Interviewing is a frequently used method in evaluation research with its suitability being entirely dependent on the particular research questions.  The method can be particularly helpful in collecting participants’ feelings, thoughts, experiences, beliefs and opinions about a topic in a one to one situation.  Interviews are among the most challenging and rewarding forms of qualitative research. They require a personal sensitivity and adaptability.

One of the most important aspects of any interview process is the interviewers themselves.  Interviewers need to be able to put interviewees at their ease and relate to a range of different people sensitively and respectfully.  They may also have to deal with difficult situations arising from discussion.  Interviewers need to be well briefed about the purpose of the research and may need further training about what to do in particular circumstances. 

Asking Questions

In interviewing, as with surveys and questionnaires, the design of your questions is key. Questions should be carefully planned and piloted before beginning the interview process. Please see the section on Asking Questions for more details.

Probes, follow-up questions, and clarifications

One of the benefits of interviews as a method is that it allows you to ask follow-up questions andprobemore deeply about your respondent’s thinking. “Could you tell me more about that?” is a wonderful, non-leading way to encourage a participant to provide more information. In addition, “what makes you say that?” is a way to elicit some of the thinking behind their statements (as long as you are careful to keep a neutral tone).

In addition, it is helpful to prepare an alternate way of asking questions ahead of time, in case a respondent doesn’t understand what you are asking and you need to explain it a different way. Planning this out instead of winging it can greatly reduce the chance of asking a leading or confusing question.

Think time
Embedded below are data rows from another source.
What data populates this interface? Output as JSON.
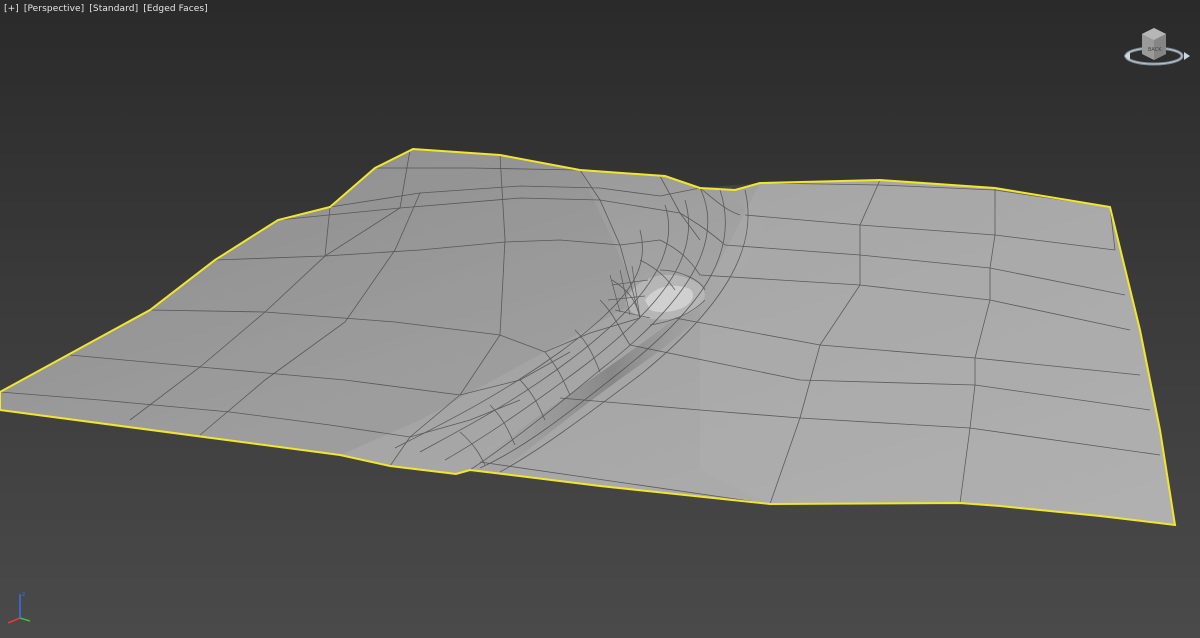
{
  "viewport": {
    "menus": [
      {
        "label": "[+]"
      },
      {
        "label": "[Perspective]"
      },
      {
        "label": "[Standard]"
      },
      {
        "label": "[Edged Faces]"
      }
    ],
    "view_mode": "Perspective",
    "shading_mode": "Standard",
    "display_mode": "Edged Faces",
    "selection_color": "#f2e62c",
    "mesh_color": "#a0a0a0",
    "wire_color": "#4a4a4a"
  },
  "viewcube": {
    "icon": "viewcube-icon",
    "face_label": "BACK"
  },
  "axis_tripod": {
    "icon": "axis-tripod-icon",
    "axes": [
      {
        "name": "z",
        "color": "#3a6df0"
      },
      {
        "name": "x",
        "color": "#e23b3b"
      },
      {
        "name": "y",
        "color": "#3bbf3b"
      }
    ]
  }
}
Many people are uncomfortable with silence, and are quick to assume that silence means that their question wasn’t understood and needs clarification. This is not always the case. When conducting an interview, make sure you give your respondents enough time to think and consider their answer. A good rule of thumb is to silently count to ten before clarifying, re-wording, or moving on to the next topic.

How long?

As a general rule, interviews should last between 30-90 minutes. However, the needs of your particular population should always be kept in mind, and you should recognise when people will need more or less time. One approach is to prioritise your list of questions, so you know which topics are most important to cover, and which topics could be covered if you have enough time.


Ethics have been discussed elsewhere in this toolkit, but it is important that all interviewers keep their participants’ well-being at the forefront of their mind. If a respondent is upset or shaken by the questions you are asking, stop the interview. Likewise, if you as an interviewer feel unsafe for any reason, stop the interview and leave. It is better to stop too early and come back later than to keep going and potentially lead yourself or another to harm.

Recording your interview

In the past, information from interviews was only recorded in note form. Today, however, high-quality digital recorders (both audio and visual) are relatively inexpensive, and are a popular method of recording interviews.  If you are using an audio or visual recording, it is vital to obtain informed consent ahead of time.  You must also think carefully about data protection, storage, and how the recordings will be used in the future. See the Ethics section for more details on this topic.  

Selected methods and techniques

There are three main formats that interviews may take and it is important to recognise and apply the most appropriate format for your research.

a)    Structured Interview (standardised approach). These are also discussed previously in the survey section.  Normally, structured interviews are carried out face-to-face or via telephone using a standard planned set of questions to obtain data that can be aggregated because identical questions have been asked of each participant. This is most useful when adopting a standardized approach to verify information is more important than exploration of understandings. 

b)    Semi-structured Interview (Interview guide approach). A semi-structured interview uses a planned set of questions, but is more flexible in approach, allowing new ideas to be brought up during the interview as a result of what the interviewee says. The format tends to be more conversational and the interviewer can use probes or ask follow up questions to get more in depth responses.

c)    Unstructured Interview (conversational approach). Normally, unstructured interviews are carried out face-to-face and are really about trying to get participants to open up and share their experience. This type of interview might still use some pre-planned prompts, but is more like a free flowing conversation and allows for the interviewee to influence the direction of the conversation.  This is most useful when you need to privilege discovery over verification.


  • Get full range and depth of information
  • Personal
  • Develops relationship with participant
  • Allows for participant flexibility      


  • Need a good and trained interviewer who is clear about the purpose of the research
  • Can be time-consuming (particularly transcription from audio or handwritten notes)
  • Can be hard to analyse and compare
  • Interviewer can bias participant’s response
  • Data reflects participants’ biases
  • Can be expensive



The types of interview approaches are varied, and you should carefully consider which is best for your project and the interviewer.

There is a wealth of material available on interviews and interview technique. For example, the UK Data Service provides a useful introduction to Interview Methods and covers a various types and methods.